▶ [ASSIGNMENT]: The answer must consist of each line below that contains the string "system".

[[ RECORDS TO USE open ]]

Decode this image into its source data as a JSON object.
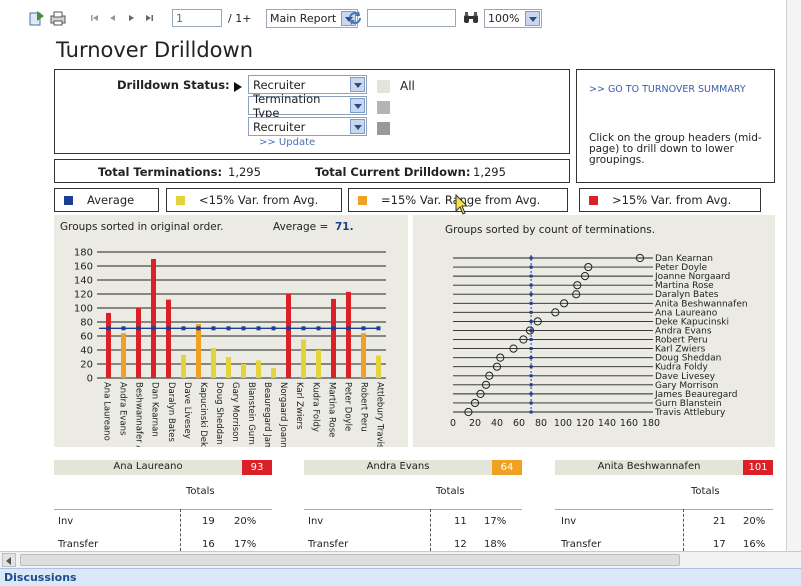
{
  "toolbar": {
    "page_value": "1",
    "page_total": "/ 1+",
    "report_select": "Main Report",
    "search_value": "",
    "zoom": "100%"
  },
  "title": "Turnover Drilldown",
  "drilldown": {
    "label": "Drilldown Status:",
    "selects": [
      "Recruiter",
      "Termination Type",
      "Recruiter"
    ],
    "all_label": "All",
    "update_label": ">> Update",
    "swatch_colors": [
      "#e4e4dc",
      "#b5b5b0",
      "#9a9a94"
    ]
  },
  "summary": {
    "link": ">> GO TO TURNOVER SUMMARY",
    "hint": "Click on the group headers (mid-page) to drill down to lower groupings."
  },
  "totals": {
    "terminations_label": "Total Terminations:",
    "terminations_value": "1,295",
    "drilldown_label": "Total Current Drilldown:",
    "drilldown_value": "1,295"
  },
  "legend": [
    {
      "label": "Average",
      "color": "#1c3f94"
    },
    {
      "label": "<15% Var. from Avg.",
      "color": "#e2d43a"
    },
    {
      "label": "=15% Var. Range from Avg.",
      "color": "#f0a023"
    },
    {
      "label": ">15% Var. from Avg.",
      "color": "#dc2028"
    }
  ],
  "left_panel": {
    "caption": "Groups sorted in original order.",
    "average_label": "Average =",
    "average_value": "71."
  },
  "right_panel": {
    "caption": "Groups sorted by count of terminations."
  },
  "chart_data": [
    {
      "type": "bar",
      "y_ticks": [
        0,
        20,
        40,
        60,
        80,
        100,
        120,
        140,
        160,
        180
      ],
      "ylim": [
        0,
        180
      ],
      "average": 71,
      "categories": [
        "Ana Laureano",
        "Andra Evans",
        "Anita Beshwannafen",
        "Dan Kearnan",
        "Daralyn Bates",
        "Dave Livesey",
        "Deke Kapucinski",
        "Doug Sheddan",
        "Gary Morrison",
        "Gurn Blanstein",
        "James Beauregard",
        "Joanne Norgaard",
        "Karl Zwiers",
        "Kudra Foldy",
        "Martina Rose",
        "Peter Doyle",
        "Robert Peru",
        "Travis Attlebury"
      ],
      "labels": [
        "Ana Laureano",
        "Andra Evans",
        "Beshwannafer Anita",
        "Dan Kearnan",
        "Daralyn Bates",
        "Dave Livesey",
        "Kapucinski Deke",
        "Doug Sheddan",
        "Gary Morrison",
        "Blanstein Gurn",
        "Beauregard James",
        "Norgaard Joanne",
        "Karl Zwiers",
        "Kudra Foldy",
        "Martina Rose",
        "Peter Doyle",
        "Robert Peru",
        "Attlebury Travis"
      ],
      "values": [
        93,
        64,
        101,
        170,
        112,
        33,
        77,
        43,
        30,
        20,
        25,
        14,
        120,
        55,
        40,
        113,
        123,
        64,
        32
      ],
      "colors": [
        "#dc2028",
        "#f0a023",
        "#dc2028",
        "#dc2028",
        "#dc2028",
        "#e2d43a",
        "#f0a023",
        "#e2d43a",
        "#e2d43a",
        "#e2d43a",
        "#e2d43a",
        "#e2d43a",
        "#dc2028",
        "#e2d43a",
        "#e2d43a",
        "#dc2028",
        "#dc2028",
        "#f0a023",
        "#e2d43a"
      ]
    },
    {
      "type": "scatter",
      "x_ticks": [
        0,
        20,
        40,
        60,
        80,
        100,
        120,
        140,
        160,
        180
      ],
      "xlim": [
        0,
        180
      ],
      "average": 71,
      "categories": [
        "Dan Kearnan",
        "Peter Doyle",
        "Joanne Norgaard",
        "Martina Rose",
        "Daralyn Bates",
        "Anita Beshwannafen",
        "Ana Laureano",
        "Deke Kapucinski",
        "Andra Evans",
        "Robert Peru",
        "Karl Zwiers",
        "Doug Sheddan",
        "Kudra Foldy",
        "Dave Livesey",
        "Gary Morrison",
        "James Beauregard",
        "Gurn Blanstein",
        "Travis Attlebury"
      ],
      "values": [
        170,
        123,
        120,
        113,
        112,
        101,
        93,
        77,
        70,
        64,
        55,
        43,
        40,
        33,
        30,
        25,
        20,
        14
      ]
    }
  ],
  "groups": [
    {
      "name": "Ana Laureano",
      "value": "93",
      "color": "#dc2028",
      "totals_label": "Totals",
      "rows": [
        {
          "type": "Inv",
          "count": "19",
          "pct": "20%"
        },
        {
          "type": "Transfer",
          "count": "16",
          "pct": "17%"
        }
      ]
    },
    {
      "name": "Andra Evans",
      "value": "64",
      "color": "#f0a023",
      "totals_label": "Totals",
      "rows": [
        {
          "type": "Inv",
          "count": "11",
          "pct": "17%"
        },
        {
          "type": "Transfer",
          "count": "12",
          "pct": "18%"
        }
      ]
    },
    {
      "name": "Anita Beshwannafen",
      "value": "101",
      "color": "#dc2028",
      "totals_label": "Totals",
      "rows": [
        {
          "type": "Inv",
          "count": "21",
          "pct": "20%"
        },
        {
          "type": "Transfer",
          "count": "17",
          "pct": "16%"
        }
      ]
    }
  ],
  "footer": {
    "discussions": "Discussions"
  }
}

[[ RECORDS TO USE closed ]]
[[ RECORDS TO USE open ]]

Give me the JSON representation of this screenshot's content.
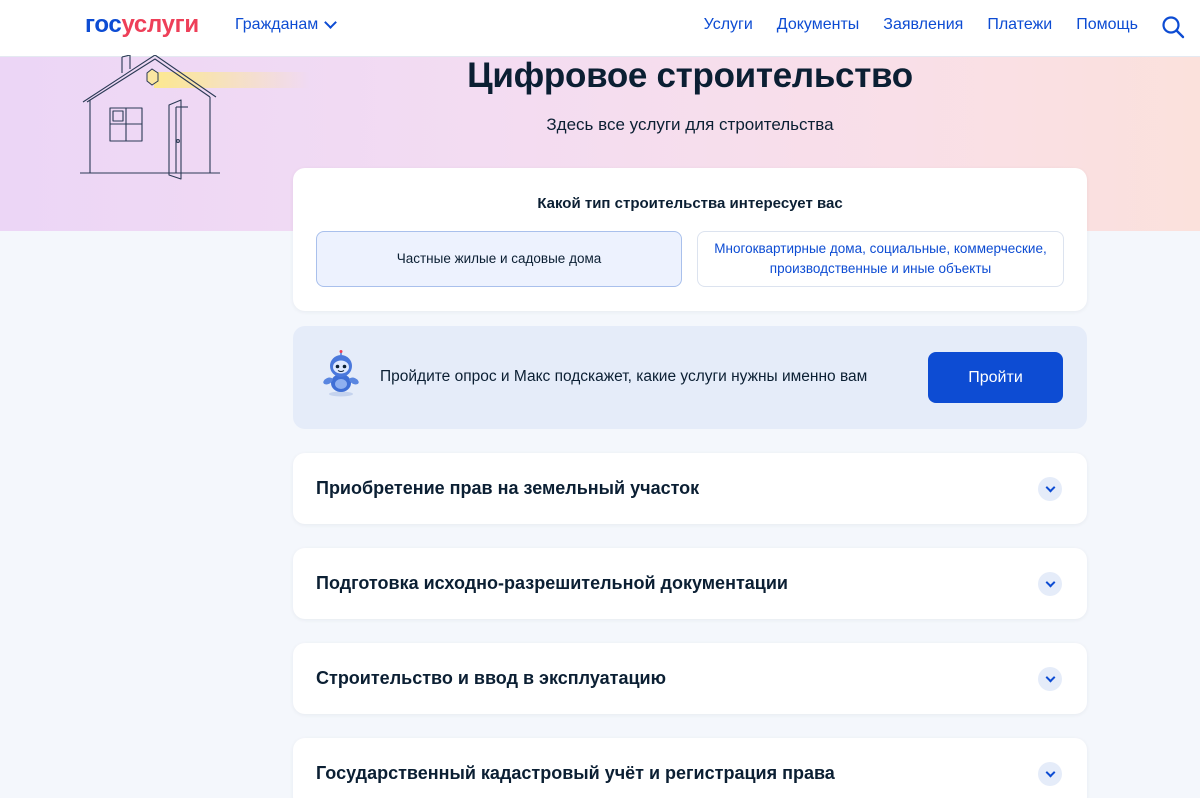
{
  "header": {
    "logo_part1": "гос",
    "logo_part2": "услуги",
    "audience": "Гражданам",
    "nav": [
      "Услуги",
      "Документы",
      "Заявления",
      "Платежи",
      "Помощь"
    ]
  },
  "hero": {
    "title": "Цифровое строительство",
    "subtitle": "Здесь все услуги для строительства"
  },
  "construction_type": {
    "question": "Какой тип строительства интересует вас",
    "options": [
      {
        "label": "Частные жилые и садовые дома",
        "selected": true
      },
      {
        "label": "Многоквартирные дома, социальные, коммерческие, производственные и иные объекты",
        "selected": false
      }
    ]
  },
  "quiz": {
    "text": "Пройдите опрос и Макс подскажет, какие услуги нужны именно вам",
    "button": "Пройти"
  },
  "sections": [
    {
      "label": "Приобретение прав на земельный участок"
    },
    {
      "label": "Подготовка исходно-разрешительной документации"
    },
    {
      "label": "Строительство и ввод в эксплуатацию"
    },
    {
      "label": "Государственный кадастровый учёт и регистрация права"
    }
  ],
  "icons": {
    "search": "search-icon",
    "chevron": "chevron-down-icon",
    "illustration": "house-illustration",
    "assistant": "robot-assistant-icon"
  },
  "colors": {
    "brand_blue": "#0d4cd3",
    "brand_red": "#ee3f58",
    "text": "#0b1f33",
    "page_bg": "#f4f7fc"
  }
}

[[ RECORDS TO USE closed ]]
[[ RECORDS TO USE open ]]

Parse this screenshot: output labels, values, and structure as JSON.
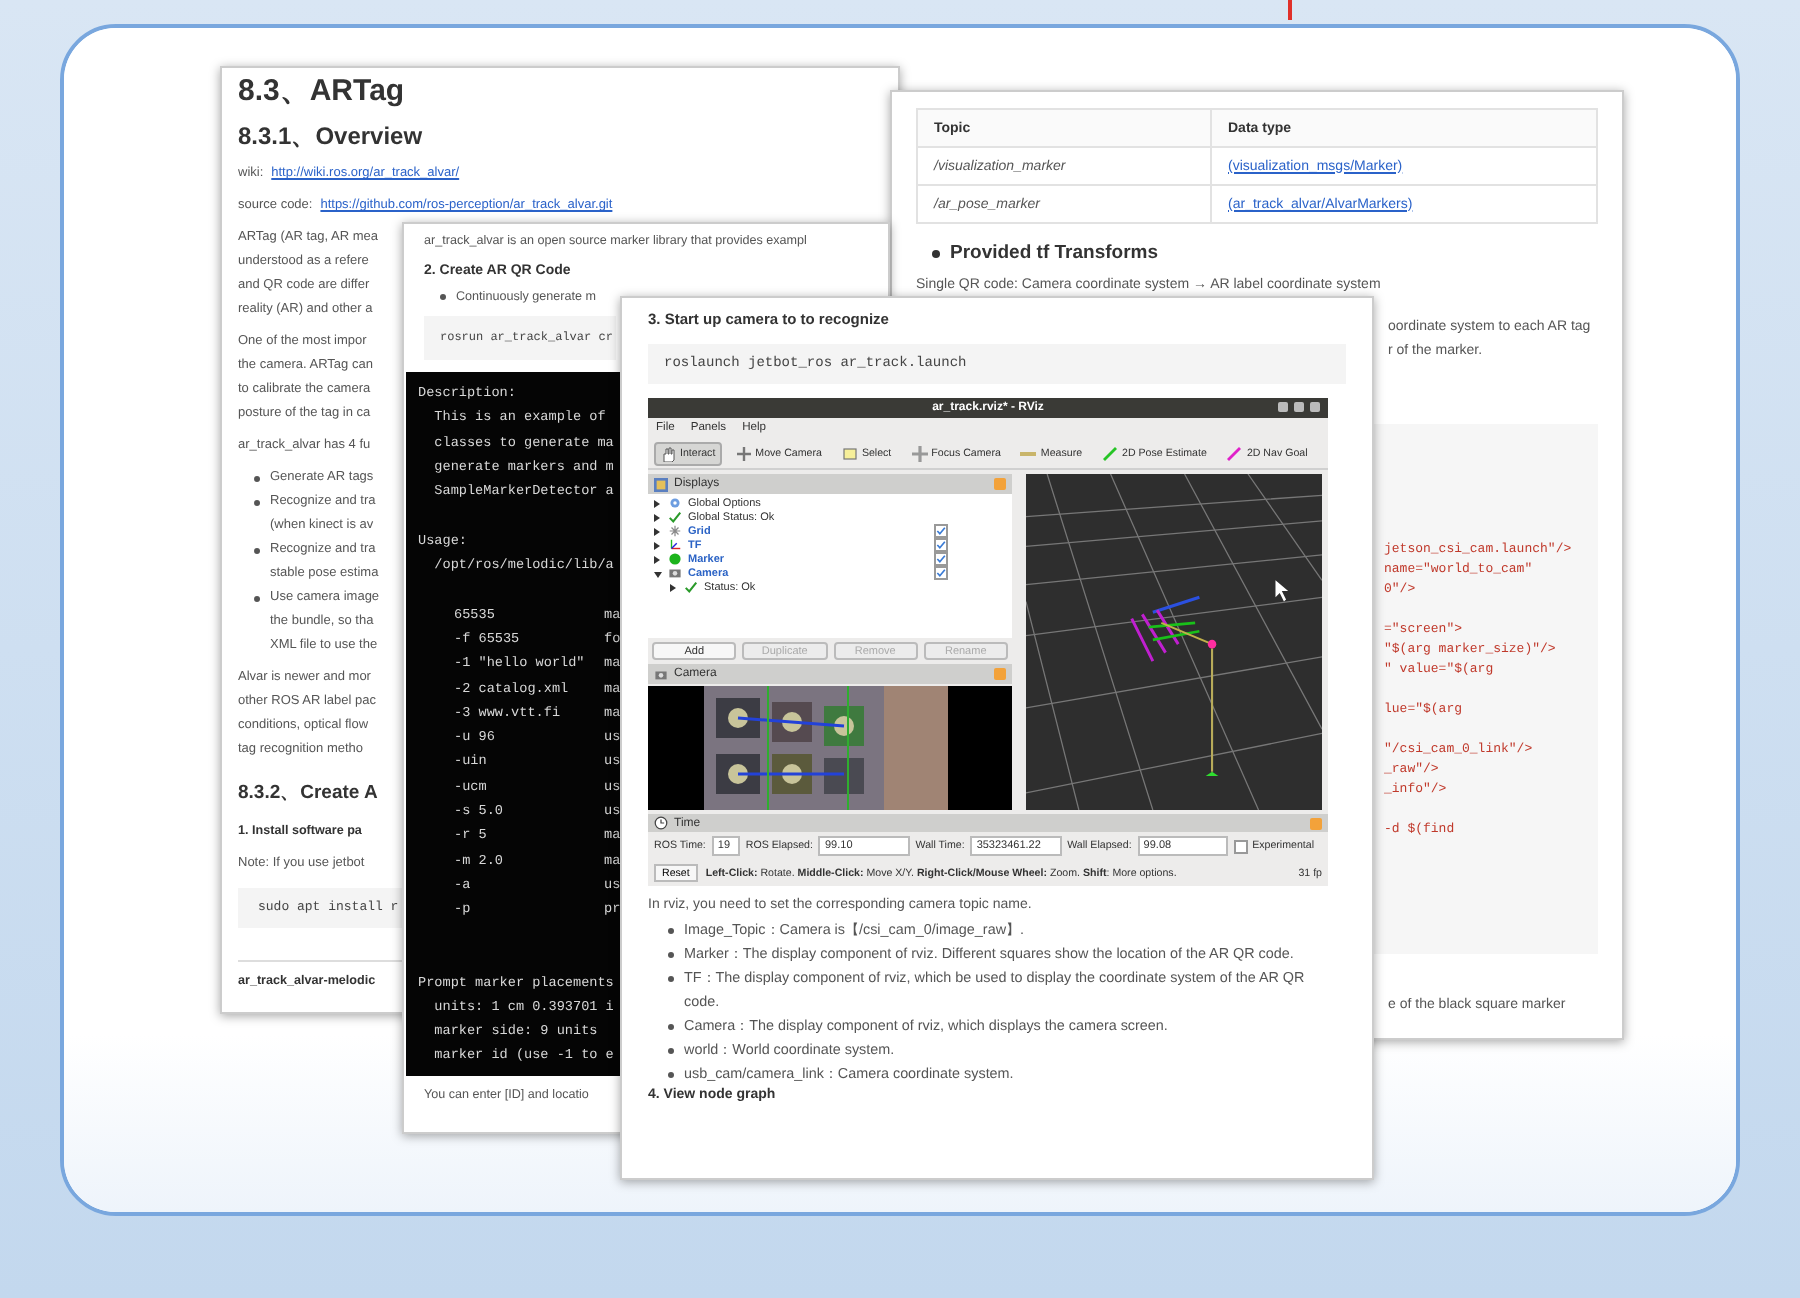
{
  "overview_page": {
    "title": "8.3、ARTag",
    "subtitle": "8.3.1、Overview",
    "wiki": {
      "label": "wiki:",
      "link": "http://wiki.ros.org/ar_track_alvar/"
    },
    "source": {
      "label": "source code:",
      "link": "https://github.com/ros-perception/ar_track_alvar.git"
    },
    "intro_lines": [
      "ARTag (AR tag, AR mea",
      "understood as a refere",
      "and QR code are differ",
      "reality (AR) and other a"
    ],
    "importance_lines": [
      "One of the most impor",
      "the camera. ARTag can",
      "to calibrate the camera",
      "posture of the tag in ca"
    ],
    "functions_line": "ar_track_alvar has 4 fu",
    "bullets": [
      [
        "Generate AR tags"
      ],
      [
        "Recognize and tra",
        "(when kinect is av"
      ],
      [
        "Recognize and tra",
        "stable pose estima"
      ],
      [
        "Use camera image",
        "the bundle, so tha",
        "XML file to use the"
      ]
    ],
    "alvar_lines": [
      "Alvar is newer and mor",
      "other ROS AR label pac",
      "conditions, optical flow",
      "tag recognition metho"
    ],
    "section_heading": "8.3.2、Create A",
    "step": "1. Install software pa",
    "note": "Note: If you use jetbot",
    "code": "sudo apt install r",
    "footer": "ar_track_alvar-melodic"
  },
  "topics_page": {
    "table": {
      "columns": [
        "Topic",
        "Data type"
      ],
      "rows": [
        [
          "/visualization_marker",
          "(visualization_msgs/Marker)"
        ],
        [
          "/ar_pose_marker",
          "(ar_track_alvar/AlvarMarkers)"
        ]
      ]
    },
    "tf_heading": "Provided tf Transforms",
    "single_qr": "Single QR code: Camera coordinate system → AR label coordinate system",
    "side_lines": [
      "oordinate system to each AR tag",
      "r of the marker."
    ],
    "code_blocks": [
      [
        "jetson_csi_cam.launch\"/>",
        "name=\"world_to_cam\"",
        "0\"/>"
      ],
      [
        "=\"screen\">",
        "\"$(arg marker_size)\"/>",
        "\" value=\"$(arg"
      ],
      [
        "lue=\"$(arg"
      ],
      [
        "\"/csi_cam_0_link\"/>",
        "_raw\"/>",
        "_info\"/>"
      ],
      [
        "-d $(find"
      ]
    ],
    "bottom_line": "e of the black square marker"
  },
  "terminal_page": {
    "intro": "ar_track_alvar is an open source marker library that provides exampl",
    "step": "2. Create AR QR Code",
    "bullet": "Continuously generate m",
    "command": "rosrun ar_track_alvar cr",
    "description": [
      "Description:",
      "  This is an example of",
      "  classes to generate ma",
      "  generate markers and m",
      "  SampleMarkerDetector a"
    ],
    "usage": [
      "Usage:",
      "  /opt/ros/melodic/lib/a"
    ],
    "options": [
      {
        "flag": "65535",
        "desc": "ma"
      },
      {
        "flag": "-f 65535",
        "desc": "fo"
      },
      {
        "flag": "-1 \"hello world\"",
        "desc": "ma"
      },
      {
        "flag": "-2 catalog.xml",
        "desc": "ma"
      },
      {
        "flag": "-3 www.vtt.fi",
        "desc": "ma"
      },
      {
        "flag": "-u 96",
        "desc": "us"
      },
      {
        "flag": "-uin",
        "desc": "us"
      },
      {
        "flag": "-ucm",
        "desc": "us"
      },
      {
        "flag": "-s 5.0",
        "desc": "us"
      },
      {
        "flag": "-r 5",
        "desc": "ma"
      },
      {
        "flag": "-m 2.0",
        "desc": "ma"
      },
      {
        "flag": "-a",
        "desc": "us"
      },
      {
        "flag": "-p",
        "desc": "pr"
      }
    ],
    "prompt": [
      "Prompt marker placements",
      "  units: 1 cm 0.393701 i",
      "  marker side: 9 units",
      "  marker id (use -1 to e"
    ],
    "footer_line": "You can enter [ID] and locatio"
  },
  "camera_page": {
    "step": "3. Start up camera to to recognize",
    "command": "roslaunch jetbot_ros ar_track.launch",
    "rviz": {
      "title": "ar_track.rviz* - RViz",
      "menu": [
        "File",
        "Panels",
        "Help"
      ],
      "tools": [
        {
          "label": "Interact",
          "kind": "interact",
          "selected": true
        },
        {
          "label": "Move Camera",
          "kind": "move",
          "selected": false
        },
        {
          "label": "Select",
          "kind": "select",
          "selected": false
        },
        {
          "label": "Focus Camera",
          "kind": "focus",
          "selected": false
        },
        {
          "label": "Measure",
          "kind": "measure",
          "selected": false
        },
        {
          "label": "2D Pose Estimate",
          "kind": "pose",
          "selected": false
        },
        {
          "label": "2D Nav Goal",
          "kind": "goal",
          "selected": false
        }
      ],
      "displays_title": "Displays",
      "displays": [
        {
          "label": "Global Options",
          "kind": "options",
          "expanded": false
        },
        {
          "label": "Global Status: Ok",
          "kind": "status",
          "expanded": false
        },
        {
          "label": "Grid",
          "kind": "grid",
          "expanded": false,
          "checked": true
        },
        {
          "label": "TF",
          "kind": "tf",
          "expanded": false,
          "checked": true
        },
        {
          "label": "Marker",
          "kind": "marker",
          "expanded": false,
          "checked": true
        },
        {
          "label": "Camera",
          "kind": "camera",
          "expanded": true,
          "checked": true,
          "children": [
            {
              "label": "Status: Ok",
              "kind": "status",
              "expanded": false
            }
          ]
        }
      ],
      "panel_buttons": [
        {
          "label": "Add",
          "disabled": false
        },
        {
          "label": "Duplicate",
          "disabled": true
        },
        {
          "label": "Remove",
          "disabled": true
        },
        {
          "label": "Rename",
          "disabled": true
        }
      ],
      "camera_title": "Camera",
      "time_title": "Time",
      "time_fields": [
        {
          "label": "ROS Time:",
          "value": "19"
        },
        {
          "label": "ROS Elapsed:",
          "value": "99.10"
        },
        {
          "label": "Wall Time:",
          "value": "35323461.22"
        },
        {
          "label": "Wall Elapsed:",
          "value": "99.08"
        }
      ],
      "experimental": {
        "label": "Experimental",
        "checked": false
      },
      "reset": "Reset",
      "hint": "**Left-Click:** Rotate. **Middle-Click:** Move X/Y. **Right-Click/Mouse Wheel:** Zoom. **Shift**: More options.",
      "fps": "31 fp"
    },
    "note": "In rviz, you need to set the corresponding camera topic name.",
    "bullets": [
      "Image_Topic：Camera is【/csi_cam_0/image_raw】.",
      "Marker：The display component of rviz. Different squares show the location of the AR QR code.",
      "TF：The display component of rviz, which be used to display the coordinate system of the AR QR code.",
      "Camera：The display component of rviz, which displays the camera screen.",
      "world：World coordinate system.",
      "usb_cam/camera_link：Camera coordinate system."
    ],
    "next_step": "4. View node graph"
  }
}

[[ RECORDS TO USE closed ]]

▶ [REPLY]:
    "single_qr": "Single QR code: Camera coordinate system → AR label coordinate system",
      "oordinate system to each AR tag",
      "TF：The display component of rviz, which be used to display the coordinate system of the AR QR code.",
      "world：World coordinate system.",
      "usb_cam/camera_link：Camera coordinate system."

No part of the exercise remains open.